• Both Pavlova et al. (2015) and de Jong-Pleij et al. (2013) have shown that viewing ultrasound scans had a positive impact on prenatal maternal-baby bonding.
• Read through this blog and engage in an experiential activity to better understand what areas of your overall wellbeing need to be addressed: https://www.psychologytoday.com/us/blog/theory-knowledge/201704/the-well-being-wheel-experiential-activity
• A soothing way to bond with your baby is to gently massage your belly. This is safe to do after the first three months of pregnancy (“10 Ways to Bond,” 2017).
• You may start to feel your baby's movements from about 18 weeks to 20 weeks. Responding to your baby's kicks is about as close as you will get to two-way communication before she's born. And you can do it at any time, wherever you are. Rub your bump when your baby moves and you may find that she kicks back at you (“10 Ways to Bond,” 2017).

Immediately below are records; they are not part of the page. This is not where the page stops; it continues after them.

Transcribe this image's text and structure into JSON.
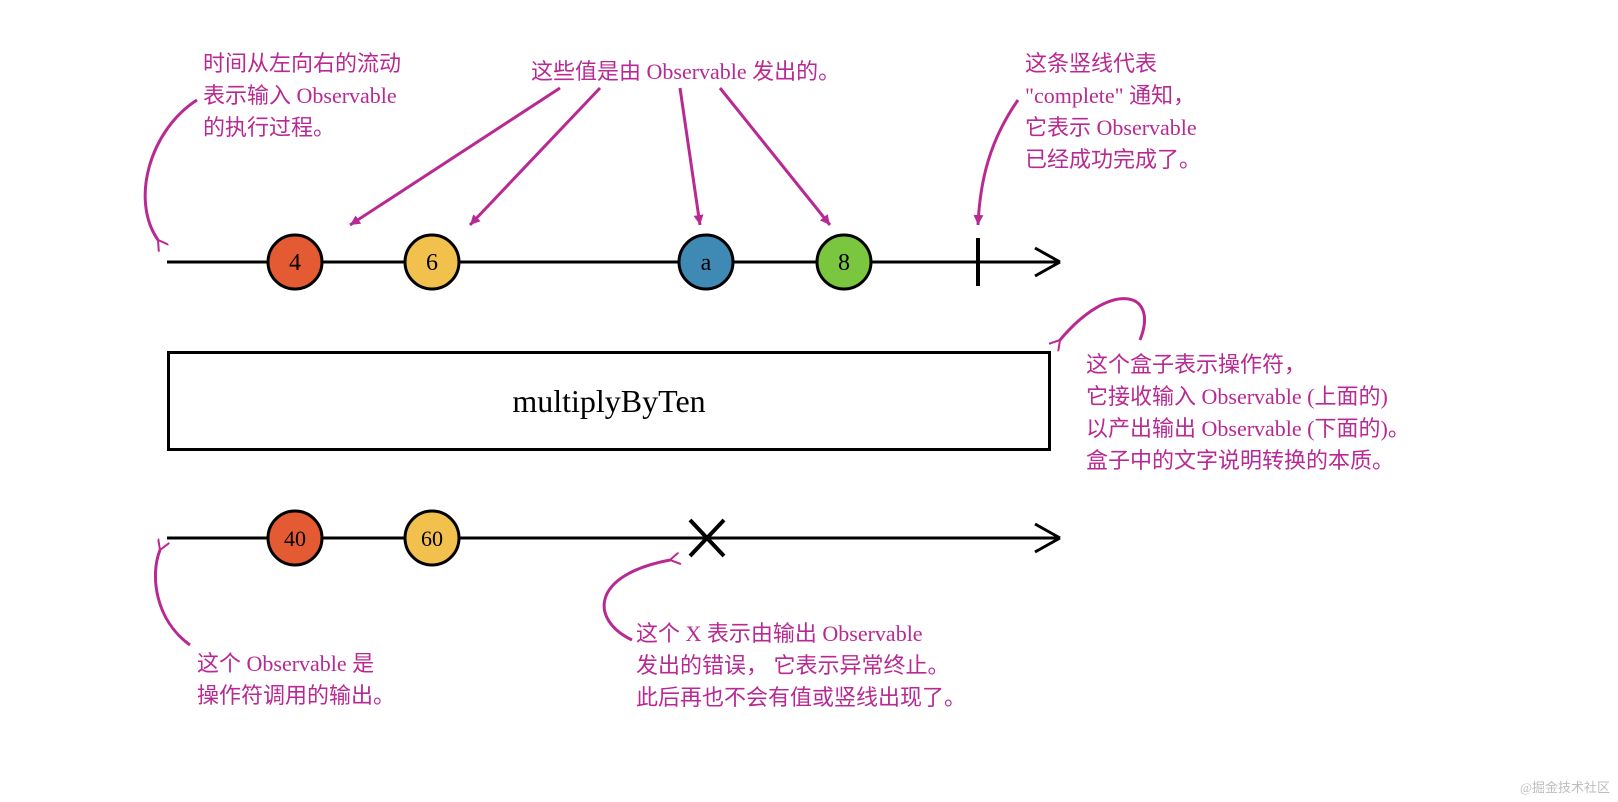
{
  "annotations": {
    "timeFlow": "时间从左向右的流动\n表示输入 Observable\n的执行过程。",
    "emitted": "这些值是由 Observable 发出的。",
    "complete": "这条竖线代表\n\"complete\" 通知，\n它表示 Observable\n已经成功完成了。",
    "operatorBox": "这个盒子表示操作符，\n它接收输入 Observable (上面的)\n以产出输出 Observable (下面的)。\n盒子中的文字说明转换的本质。",
    "output": "这个 Observable 是\n操作符调用的输出。",
    "error": "这个 X 表示由输出 Observable\n发出的错误， 它表示异常终止。\n此后再也不会有值或竖线出现了。"
  },
  "operator": {
    "label": "multiplyByTen"
  },
  "marbles": {
    "input": [
      {
        "label": "4",
        "color": "#e45a33"
      },
      {
        "label": "6",
        "color": "#f1c04d"
      },
      {
        "label": "a",
        "color": "#3f89b5"
      },
      {
        "label": "8",
        "color": "#7ac63f"
      }
    ],
    "output": [
      {
        "label": "40",
        "color": "#e45a33"
      },
      {
        "label": "60",
        "color": "#f1c04d"
      }
    ]
  },
  "watermark": "@掘金技术社区"
}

• You may want to keep a journal to document your pregnancy. Think about including letters to your child, telling them about your hopes and unconditional love. You can share these notes with your child at some point so they know how loved they were from the very beginning (Sorgen, 2003).
• Babies can recognize music they've heard in the womb after they're born so listen to your favorite music and sing to you belly, or create a song especially for them (Sorgen, 2003).
• Swimming is a safe way to exercise but since your baby's floating in fluid too, it gives you a chance to relate to them, a lived “parallel process” (“10 Ways to Bond,” 2017).
They say it takes a village to raise a child, so consider yourself a part of the proverbial tribe and advocate for mother-and-baby prenatal care.
Families in Psychology Project
Deave T, Johnson D, Ingram J. (2008) Transition to parenthood: The needs of parents in pregnancy and early parenthood. BMC Pregnancy & Childbirth, 8(30), 1–11.
de Jong-Plejj, E.A.P., Ribbert, L.S.M., Pistorius, L.R., Tromp, E., Mulder, E.J.H., & Bilardo, C.M. (2013). Three-dimensional ultrasound and maternal bonding, a third trimester study and review. Prenatal Diagnosis Journal.33, 81-88.
Glover, V. & Capron, L. (2017). Prenatal parenting. Current Opinion in Psychology, 15, 66-70.
Henriques, G. (2011). Psychology defined: What, exactly, is psychology? Retrieved from https://www.psychologytoday.com/us/blog/theory-knowledge/201112/psychology-defined
Pavlova, E., Markov, D., & Ivanov (2015). The impact of 3D ultrasound on maternal-fetal bonding during the fetal anomaly scan in the first and second trimester. Akusherstvoiginekologiia, 54, 18-28.
Sorgen, C. (2003). Bonding with baby before birth. Retrieved from https://www.webmd.com/baby/features/bonding-with-baby-before-birth#1
10 ways to bond with your baby bump. (June, 2017). Retrieved from https://www.babycentre.co.uk/a1049630/10-ways-to-bond-with-your-baby-bump